Riley v. DePriest

Annotate this Case

322 So. 2d 713 (1975)

Alta RILEY et al. v. James B. DEPRIEST.

SC 1254.

Supreme Court of Alabama.

November 6, 1975.

*714 G. W. Nicholson, Birmingham, for appellants.

Sam L. Reames, Birmingham, for appellee.


Plaintiffs appeal from an adverse judgment entered by the court after a directed verdict for defendant.

Plaintiffs sued defendant in a statutory action of ejectment seeking to recover two tracts of land lying in Jefferson County. Defendant filed an answer pleading the general issue, a suggestion of adverse possession, and the "short statute of limitations," Tit. 51, § 295, Code of Alabama 1940.

Plaintiffs are the heirs at law of T. W. and Lizzie Mae Tillerson in whom the paper title was shown. The undisputed testimony for the defendant shows that he purchased the tracts at a tax sale on December 2, 1964, and has paid the taxes on the land since that date. Although he was entitled to demand a deed thereto in December, 1967, it was not until June 3, 1974, that he obtained the tax deed. The two tracts in question lie on either side of defendant's home place. Defendant went into possession under his certificate of sale on December 2, 1964, and claims continuous possession of the tracts since that date. About 1968, he placed a chain link fence around part of the property. He has had it surveyed. During the year 1967, 1968, or 1969, he put a sewage line over part of the property. Defendant has planted a garden and shrubbery on the tracts, cleared brush, and mowed grassy areas. He placed a driveway across part of the property.

At the conclusion of the evidence, the trial judge directed a verdict for the defendant on the authority of Tit. 51, § 295, Code of Alabama 1940.

On this appeal, plaintiffs urge that the trial court erred to a reversal in directing a verdict for defendant. They contend that Tit. 51, § 295 (the so-called "short statute of limitations") does not begin to run until the purchaser is shown to have been in adverse possession and has become entitled to demand a deed to the tracts. Plaintiffs say the issue of adverse possession should have been submitted to the jury.

Defendant contends that the undisputed testimony is that he has been in adverse possession of the tracts since the date of the tax sale. He claims that plaintiffs have paid no taxes and have not offered any evidence of their possession. He thus maintains that there was nothing to submit to the jury and that under Tit. 51, § 295, he was entitled to recover.

Tit. 51, § 295, supra, provides:

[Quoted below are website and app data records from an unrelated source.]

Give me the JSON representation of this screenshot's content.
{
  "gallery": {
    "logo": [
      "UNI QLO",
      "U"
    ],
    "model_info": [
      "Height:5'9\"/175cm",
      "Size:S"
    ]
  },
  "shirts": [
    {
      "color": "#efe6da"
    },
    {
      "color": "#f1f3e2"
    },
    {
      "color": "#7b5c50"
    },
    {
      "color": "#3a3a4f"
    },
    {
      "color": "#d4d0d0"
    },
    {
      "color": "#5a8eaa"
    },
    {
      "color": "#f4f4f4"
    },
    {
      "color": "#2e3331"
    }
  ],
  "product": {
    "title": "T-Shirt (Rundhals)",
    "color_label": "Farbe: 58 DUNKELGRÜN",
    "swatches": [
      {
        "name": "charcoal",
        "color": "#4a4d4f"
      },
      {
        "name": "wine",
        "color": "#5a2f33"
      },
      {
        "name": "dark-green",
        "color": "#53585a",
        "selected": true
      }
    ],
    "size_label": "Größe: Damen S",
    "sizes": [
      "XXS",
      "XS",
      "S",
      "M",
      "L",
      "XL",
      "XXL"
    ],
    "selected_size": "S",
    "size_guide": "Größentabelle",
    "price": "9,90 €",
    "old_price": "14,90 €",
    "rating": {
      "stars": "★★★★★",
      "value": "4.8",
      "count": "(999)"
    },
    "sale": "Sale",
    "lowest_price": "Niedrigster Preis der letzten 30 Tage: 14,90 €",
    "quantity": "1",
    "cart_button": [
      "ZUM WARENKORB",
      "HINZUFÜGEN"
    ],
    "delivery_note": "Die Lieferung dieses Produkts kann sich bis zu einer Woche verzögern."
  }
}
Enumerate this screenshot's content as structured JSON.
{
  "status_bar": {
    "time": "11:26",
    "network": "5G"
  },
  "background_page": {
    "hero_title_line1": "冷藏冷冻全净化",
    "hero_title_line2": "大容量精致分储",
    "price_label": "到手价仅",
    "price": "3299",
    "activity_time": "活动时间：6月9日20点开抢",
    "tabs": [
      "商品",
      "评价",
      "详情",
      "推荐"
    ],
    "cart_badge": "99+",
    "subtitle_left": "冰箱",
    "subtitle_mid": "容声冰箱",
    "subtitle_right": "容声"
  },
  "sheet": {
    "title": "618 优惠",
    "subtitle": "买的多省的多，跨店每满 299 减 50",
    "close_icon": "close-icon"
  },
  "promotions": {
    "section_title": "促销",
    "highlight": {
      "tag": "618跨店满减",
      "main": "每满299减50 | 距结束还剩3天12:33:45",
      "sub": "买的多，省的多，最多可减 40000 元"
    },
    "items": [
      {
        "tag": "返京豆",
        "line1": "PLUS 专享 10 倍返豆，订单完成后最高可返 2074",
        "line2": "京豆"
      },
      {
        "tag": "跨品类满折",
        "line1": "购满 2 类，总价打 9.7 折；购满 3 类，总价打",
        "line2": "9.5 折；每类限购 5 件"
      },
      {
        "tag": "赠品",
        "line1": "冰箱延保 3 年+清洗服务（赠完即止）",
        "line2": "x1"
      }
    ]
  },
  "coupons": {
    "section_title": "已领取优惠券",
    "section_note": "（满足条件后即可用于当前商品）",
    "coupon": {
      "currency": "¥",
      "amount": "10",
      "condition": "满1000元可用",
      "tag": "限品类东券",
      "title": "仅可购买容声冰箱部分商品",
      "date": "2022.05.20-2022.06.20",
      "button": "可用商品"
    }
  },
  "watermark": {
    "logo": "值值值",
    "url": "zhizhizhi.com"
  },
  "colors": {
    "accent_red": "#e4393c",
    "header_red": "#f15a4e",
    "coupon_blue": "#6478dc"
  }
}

"No action for the recovery of real estate sold for the payment of taxes shall lie unless the same is brought within three years from the date when the purchaser became entitled to demand a deed therefor; but if the owner of such real *715 estate was, at the time of such sale, under the age of twenty-one years, or insane, he, his heirs or legal representatives, shall be allowed one year after such disability is removed to bring suit for the recovery thereof; but this section shall not apply to any action brought by the state; nor to cases in which the owner of the real estate sold had paid the taxes, for the payment of which such real estate was sold, prior to such sale; nor shall they apply to cases in which the real estate sold was not, at the time of the assessment, or of the sale, subject to taxation."

Under this statute, our cases have held that three years of continuous adverse possession of the lands by the tax sale purchaser, measured from the date that he becomes entitled to demand a tax deed thereto, will bar an action by the former owner except in those instances mentioned in the statute. (The exceptions are inapplicable here.) Turnham v. Potter, 289 Ala. 685, 271 So. 2d 246 (1972).

The record in this case is devoid of evidence showing that plaintiffs possessed any part of the lands after the tax sale to defendant nor does the record show that plaintiffs have paid any taxes on the tracts.

On the other hand, the evidence is undisputed that defendant (who resided on his home place between the two tracts) went into possession under his certificate of sale in 1964, placed a fence on part of the property, had it surveyed, put a sewage line over part of it, planted a garden and shrubbery, cleared brush, mowed grassy areas, and put a driveway over a portion of the property. Defendant became entitled to demand a deed therefor in 1967 under the provisions of Tit. 51, § 276. Thus, defendant completed three years of continuous, adverse possession in 1970. Plaintiffs did not file suit until June 4, 1974. Consequently, plaintiffs' action was barred by the provisions of Tit. 51, § 295, supra.

Moreover, ejectment is a possessory action. Salter v. Fox, 191 Ala. 34, 67 So. 1006 (1915). In order for plaintiffs to recover, they must show their right to possession at the time suit was instituted. Salter v. Fox, supra.

We hold that, under the evidence and these authorities, there was no reversible error in the granting of a directed verdict for defendant.


HEFLIN, C.J., and FAULKNER, ALMON and EMBRY, JJ., concur.